→ ABOUT THIS TASK: Report each line of the entries below that has the word "background" in it.

━━━━━ DATA TO PROCESS ━━━━━

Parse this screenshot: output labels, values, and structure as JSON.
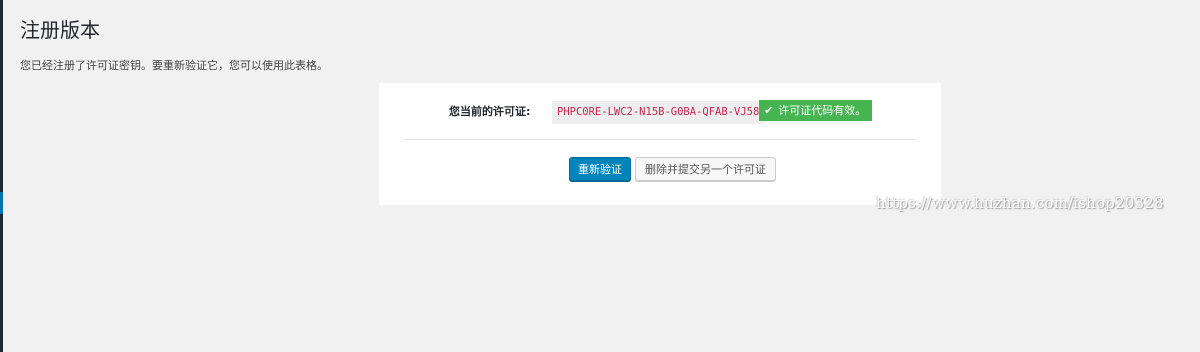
{
  "page": {
    "title": "注册版本",
    "intro": "您已经注册了许可证密钥。要重新验证它，您可以使用此表格。"
  },
  "license": {
    "label": "您当前的许可证:",
    "code": "PHPC0RE-LWC2-N15B-G0BA-QFAB-VJ58",
    "status_icon": "check-icon",
    "status_text": "许可证代码有效。"
  },
  "actions": {
    "revalidate_label": "重新验证",
    "remove_label": "删除并提交另一个许可证"
  },
  "watermark": {
    "text": "https://www.huzhan.com/ishop20328"
  },
  "colors": {
    "primary": "#0085ba",
    "success": "#46b450",
    "code_text": "#c7254e",
    "background": "#f1f1f1"
  }
}
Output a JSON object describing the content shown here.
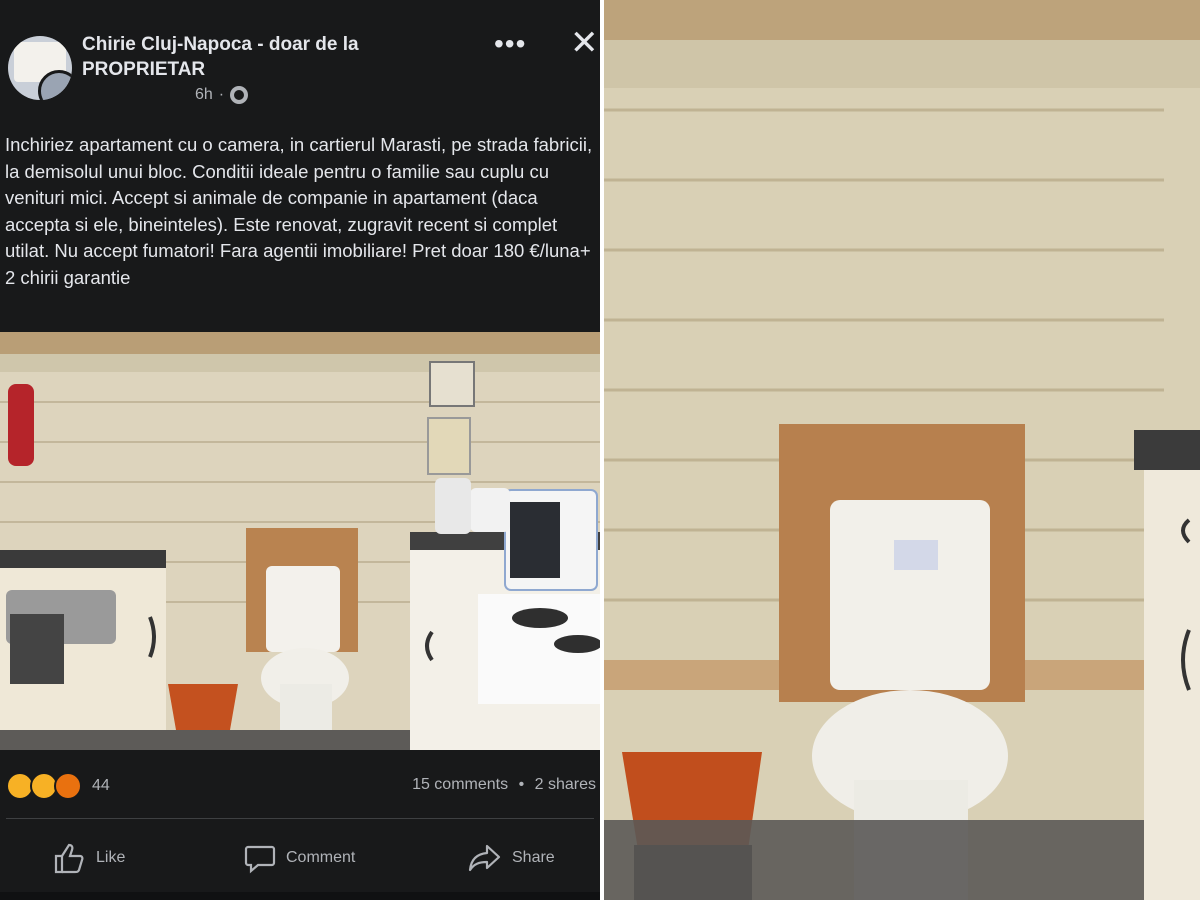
{
  "post": {
    "group_name": "Chirie Cluj-Napoca - doar de la PROPRIETAR",
    "time": "6h",
    "separator": "·",
    "text": "Inchiriez apartament cu o camera, in cartierul Marasti, pe strada fabricii, la demisolul unui bloc. Conditii ideale pentru o familie sau cuplu cu venituri mici. Accept si animale de companie in apartament (daca accepta si ele, bineinteles). Este renovat, zugravit recent si complet utilat. Nu accept fumatori! Fara agentii imobiliare! Pret doar 180 €/luna+ 2 chirii garantie"
  },
  "header": {
    "more_label": "•••",
    "close_label": "✕"
  },
  "reactions": {
    "icons": [
      "haha-icon",
      "wow-icon",
      "angry-icon"
    ],
    "count": "44",
    "comments": "15 comments",
    "dot": "•",
    "shares": "2 shares"
  },
  "actions": {
    "like": "Like",
    "comment": "Comment",
    "share": "Share"
  },
  "colors": {
    "background": "#18191a",
    "text": "#e4e6eb",
    "muted": "#b0b3b8"
  }
}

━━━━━

→ RESULT BELOW:
    "background": "#f1f1f1"
    "background": "#18191a",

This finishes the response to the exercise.